ANA Holdings Inc., the operator of All Nippon Airways Co., said Wednesday it has started testing a semi-autonomous bus that will transport passengers and staff working at Tokyo's Haneda Airport. The company will conduct the test with the electric bus capable of carrying 57 passengers on a 1.9-kilometer route through the end of this month, aiming to start trial operation later in the year. The vehicle, with level-3 automation, allows drivers to turn their attention away from driving and engage in different tasks. "As the Tokyo Olympics are approaching, we hope more passengers from around the world will see our latest technology," ANA Senior Executive Vice President Shinzo Shimizu said in a ceremony at the airport. In 2018, the number of passengers who arrived at and departed from the airport increased 2.1 percent to 85 million, according to Japan Airport Terminal Co. which manages the Haneda Airport facilities.
No word on whether or not the passenger made it to the next level. A passenger waiting for a flight at an Oregon airport needed a bit more screen space for his video game so he plugged his Playstation 4 into a computer screen that had been displaying a map of the airport. Kara Simonds, a spokeswoman for the Port of Portland, told KXL-AM radio in an on-air interview that Portland International Airport staff asked the man to stop gaming on the public map display. He asked if he could finish his game. They said no, and the situation resolved peacefully.
British Airways is experimenting with a new tool for guiding passengers through its massive London Heathrow hub: guide robots. Starting in 2020, the flag carrier of the United Kingdom will deploy an array of autonomous robots in Terminal 5 of its London Heathrow base to help guide passengers through the airport and answer basic questions. The problem is harder to solve than it may initially sound. Getting around Heathrow requires deep knowledge of the dozens of storefronts, duty-free shops and lounges in the terminals as well as the ability to navigate through multiple floors and throngs of passengers who may not always be paying attention to their surroundings. To help guide passengers, the new robots will not only have to know where they are at all times but also be able to navigate through the airport without getting lost or running into travelers.
PARIS – Several international airlines said Wednesday they would avoid Iranian and Iraqi airspace after Tehran fired ballistic missiles at bases housing U.S. troops in Iraq.

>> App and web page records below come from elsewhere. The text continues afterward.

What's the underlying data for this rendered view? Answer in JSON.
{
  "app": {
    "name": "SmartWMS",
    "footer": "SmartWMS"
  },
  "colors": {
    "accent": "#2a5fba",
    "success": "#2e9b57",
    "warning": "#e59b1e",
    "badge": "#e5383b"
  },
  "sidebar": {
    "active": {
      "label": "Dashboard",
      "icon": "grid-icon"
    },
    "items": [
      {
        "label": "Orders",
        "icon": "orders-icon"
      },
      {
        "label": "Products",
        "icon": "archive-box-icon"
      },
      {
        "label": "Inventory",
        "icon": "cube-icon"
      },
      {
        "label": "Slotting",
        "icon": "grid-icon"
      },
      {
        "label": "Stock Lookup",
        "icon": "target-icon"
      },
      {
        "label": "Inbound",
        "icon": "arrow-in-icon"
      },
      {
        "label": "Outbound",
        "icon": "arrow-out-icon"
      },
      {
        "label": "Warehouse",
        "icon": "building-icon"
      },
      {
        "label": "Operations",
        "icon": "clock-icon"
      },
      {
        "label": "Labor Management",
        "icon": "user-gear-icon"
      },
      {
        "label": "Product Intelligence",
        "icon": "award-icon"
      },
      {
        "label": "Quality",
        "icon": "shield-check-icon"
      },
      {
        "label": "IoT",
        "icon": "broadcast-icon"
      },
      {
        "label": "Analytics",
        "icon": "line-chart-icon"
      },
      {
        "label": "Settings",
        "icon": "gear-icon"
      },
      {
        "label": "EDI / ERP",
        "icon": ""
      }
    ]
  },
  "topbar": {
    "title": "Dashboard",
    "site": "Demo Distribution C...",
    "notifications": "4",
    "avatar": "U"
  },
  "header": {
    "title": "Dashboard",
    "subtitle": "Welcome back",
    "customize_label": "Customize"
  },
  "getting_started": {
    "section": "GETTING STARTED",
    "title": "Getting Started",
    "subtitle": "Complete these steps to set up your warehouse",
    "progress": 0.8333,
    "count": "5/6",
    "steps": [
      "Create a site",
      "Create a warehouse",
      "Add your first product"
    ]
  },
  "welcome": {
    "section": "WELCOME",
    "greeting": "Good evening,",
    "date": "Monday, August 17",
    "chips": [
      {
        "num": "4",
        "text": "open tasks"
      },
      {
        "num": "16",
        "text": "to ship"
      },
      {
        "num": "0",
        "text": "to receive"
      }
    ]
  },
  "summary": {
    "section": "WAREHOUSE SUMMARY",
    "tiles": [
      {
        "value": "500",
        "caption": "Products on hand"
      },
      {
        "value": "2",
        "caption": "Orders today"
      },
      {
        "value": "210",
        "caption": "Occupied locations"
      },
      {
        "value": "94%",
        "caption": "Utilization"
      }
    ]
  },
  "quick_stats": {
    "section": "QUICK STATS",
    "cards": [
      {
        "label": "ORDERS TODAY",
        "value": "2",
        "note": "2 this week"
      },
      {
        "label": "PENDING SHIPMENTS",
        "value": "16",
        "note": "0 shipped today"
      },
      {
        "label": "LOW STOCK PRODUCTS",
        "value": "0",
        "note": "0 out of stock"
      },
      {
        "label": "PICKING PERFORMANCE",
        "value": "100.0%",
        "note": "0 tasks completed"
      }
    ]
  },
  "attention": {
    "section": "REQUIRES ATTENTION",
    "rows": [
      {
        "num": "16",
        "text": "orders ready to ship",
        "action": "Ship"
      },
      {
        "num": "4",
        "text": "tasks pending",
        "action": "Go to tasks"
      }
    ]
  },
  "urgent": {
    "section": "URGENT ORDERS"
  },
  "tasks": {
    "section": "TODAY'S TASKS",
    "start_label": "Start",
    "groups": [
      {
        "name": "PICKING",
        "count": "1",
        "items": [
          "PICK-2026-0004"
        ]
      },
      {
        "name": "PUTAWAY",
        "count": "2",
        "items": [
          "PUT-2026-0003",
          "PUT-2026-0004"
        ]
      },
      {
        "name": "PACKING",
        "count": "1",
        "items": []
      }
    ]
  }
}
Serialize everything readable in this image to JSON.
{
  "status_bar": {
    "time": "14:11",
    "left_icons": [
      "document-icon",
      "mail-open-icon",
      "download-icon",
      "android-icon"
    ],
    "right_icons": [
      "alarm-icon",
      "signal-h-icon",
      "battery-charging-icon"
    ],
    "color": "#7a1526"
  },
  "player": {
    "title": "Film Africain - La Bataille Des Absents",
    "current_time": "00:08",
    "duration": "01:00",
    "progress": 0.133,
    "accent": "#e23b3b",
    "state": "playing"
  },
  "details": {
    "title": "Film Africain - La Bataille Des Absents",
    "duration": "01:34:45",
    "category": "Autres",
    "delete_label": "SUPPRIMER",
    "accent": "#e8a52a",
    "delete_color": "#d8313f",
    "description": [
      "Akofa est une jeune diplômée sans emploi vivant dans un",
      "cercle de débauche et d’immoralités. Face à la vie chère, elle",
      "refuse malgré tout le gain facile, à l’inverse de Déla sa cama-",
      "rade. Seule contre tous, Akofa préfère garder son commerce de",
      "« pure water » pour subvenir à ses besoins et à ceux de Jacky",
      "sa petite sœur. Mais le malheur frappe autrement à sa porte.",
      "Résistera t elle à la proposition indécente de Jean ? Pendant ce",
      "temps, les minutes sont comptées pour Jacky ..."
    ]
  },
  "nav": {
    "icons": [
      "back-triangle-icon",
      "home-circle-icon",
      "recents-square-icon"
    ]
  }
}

Lufthansa and its Austrian Airlines unit nonetheless decided to maintain flights to the Iranian capital, Tehran, this week, a statement said. Iran launched more than 20 missiles at bases housing U.S. troops in the early hours, officials in Washington and Tehran said. Iran's supreme leader called the attacks a "slap in the face" after a U.S. drone strike killed Iranian military commander Qassem Soleimani near Baghdad international airport last week. In Germany, Lufthansa said it had halted overflights of Iran and Iraq until further notice.